The report was written by the Active Mobility Advisory Panel (AMAP), which was set up in 2015, and followed a six-month review, which the ministry said “is timely given the growing popularity of cycling in recent years, with more people taking up cycling as a convenient and environmentally-friendly way to commute, while keeping fit at the same time.
“This has led to increased interactions between cyclists and other road users, and concerns about road safety when cyclists ride on roads,” the ministry continued.
It said that the report “takes into consideration the perspective of all road users. AMAP has taken a balanced and fair-minded approach, with the aim of strengthening road safety for all.
“AMAP has also studied practices in other countries and incorporated relevant learning points in its recommendations.”
Turning to the issue of the maximum group sizes, the Ministry of Justice said: “Given space constraints on Singapore’s urban road network, we will also adopt the AMAP’s recommendation to limit cycling groups to a maximum length of five bicycles, which is approximately the length of a bus.”
It also said that two recommendations from AMAP of best practice, while “not requirements for strict compliance in all situations … are useful guidelines and should be followed where practicable to enhance road safety.”
Those are that separate groups of cyclists should “keep a safe distance of approximately two lamp posts (or around 30m)” between them, and that motorists should leave “a minimum distance of 1.5m when passing cyclists on roads.”
The ministry said that it agreed that “all cyclists should be strongly encouraged to purchase third-party liability insurance to protect themselves from potential financial liabilities,” and that it was also in agreement with AMAP “that licensing of cyclists or registration of bicycles should not be introduced at this juncture.
“Besides affecting the majority of law-abiding cyclists, there is little evidence from overseas case studies and Singapore’s past experience that licensing of cyclists is effective in promoting road safety or deterring errant cyclists,” the ministry pointed out.
Meanwhile, fines for cyclists caught committing a number of specified offences, including exceeding the maximum group sizes, will increase from Singapore $75 (around £40) to $150 (£80). Those are:
1 Not complying with any traffic sign (e.g. failure to stop at red light)
2 Riding abreast of another cyclist on single lane roads, and on bus lanes during bus lane operational hours
3 Not riding as near as practicable to the far-left edge of the road
4 Not riding in an orderly manner and with due regard for the safety of others
5 Riding against the flow of traffic
6 Riding on expressways, as well as in road and expressway tunnels
7 [New] Riding with more than five cyclists in a single file, or ten cyclists when riding two abreast (on roads where riding abreast is permitted).
However, the ministry added that “for more serious cases, the cyclist may be charged in Court and face a fine of up to $1,000 and/or a jail term of up to 3 months for the first offence, and a fine of up to $2,000 and/or a jail term of up to 6 months for the second or subsequent offence.”

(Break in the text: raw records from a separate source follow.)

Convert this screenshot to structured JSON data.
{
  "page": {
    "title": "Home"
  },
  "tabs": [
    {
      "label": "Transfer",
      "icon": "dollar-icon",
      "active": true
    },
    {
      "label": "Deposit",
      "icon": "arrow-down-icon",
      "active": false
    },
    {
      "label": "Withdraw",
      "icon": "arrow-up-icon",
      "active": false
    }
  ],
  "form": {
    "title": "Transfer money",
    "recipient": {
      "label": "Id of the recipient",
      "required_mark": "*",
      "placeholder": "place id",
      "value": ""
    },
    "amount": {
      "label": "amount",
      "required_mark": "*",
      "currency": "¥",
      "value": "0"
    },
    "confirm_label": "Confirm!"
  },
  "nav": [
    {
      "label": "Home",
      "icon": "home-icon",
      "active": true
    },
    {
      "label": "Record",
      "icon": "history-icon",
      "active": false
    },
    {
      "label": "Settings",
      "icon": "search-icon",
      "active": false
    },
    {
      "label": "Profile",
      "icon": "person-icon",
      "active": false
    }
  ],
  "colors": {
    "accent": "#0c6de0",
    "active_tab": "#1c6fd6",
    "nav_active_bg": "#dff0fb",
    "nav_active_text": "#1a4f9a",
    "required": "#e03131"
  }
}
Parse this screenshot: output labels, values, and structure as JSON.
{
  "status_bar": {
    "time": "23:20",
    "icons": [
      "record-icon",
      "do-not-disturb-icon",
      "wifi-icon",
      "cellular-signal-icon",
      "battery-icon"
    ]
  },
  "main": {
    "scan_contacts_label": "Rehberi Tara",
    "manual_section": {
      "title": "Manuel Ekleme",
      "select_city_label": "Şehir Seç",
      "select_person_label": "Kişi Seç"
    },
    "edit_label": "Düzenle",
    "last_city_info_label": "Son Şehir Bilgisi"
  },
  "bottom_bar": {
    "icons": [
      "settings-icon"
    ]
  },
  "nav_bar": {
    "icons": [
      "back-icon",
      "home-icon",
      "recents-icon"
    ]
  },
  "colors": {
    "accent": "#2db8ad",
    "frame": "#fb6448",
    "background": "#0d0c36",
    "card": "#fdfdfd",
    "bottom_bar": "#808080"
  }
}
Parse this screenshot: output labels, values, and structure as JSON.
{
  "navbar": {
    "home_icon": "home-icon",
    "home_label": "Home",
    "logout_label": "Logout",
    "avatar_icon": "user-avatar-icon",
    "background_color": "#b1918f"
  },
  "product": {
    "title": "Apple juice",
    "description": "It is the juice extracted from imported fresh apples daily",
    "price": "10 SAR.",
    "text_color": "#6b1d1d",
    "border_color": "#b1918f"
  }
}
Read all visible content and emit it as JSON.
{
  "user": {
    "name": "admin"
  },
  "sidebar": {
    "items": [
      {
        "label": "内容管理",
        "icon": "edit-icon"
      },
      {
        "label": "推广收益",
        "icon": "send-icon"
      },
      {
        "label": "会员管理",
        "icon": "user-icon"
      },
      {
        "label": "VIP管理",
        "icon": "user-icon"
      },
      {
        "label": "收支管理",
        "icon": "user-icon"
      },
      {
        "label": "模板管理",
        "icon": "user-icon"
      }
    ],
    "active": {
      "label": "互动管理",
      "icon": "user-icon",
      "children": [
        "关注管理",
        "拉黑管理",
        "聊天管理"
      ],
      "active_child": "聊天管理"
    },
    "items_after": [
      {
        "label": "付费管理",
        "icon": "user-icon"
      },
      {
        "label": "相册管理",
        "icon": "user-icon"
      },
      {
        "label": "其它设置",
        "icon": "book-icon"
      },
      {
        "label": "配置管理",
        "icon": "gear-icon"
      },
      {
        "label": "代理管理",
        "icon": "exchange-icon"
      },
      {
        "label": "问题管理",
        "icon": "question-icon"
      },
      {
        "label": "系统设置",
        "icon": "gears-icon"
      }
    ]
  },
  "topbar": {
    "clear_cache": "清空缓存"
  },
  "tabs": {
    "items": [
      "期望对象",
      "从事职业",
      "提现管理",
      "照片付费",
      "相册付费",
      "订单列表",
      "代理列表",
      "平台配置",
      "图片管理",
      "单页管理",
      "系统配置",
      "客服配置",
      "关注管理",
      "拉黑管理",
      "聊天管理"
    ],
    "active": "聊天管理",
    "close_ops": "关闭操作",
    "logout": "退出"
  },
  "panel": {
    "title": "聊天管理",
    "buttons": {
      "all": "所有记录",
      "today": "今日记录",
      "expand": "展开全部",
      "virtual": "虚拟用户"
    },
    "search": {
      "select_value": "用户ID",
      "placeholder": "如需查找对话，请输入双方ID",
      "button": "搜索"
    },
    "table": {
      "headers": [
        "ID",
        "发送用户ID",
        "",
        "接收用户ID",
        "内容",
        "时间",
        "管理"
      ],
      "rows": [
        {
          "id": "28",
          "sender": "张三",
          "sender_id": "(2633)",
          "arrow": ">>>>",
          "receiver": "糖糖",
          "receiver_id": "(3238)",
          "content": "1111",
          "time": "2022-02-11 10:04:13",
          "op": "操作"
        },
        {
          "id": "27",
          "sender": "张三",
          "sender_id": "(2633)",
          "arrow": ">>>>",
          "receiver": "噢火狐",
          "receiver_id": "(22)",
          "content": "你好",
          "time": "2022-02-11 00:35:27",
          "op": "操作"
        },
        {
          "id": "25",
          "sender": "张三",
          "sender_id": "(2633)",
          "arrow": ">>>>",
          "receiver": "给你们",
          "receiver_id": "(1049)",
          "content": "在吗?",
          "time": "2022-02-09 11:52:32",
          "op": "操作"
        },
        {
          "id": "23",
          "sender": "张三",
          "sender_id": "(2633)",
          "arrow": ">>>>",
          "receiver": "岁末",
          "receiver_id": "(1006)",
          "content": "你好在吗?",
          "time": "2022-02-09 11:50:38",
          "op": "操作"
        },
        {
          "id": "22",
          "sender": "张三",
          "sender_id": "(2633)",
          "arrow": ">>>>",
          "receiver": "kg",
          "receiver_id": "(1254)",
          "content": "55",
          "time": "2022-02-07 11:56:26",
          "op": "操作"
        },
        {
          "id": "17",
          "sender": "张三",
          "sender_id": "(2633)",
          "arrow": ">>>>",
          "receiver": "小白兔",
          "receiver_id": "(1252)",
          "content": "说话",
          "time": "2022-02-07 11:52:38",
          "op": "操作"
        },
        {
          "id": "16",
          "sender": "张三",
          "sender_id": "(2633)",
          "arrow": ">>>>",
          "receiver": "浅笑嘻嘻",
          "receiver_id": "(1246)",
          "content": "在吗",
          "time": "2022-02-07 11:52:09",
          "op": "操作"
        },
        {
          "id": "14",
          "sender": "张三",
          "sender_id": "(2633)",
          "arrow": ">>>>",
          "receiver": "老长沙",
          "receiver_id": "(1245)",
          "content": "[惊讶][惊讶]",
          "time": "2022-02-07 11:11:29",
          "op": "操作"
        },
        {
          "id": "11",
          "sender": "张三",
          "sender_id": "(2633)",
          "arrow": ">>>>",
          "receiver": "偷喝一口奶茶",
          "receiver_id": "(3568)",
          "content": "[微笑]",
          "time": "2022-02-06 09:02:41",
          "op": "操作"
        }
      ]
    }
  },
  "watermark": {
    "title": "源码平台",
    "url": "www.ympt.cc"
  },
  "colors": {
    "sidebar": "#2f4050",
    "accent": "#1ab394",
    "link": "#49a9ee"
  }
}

Simon has been news editor at road.cc since 2009, reporting on 10 editions and counting of pro cycling’s biggest races such as the Tour de France, stories on issues including infrastructure and campaigning, and interviewing some of the biggest names in cycling. A law and languages graduate, published translator and former retail analyst, his background has proved invaluable in reporting on issues as diverse as cycling-related court cases, anti-doping investigations, and the bike industry. He splits his time between London and Cambridge, and loves taking his miniature schnauzer Elodie on adventures in the basket of her Elephant Bike.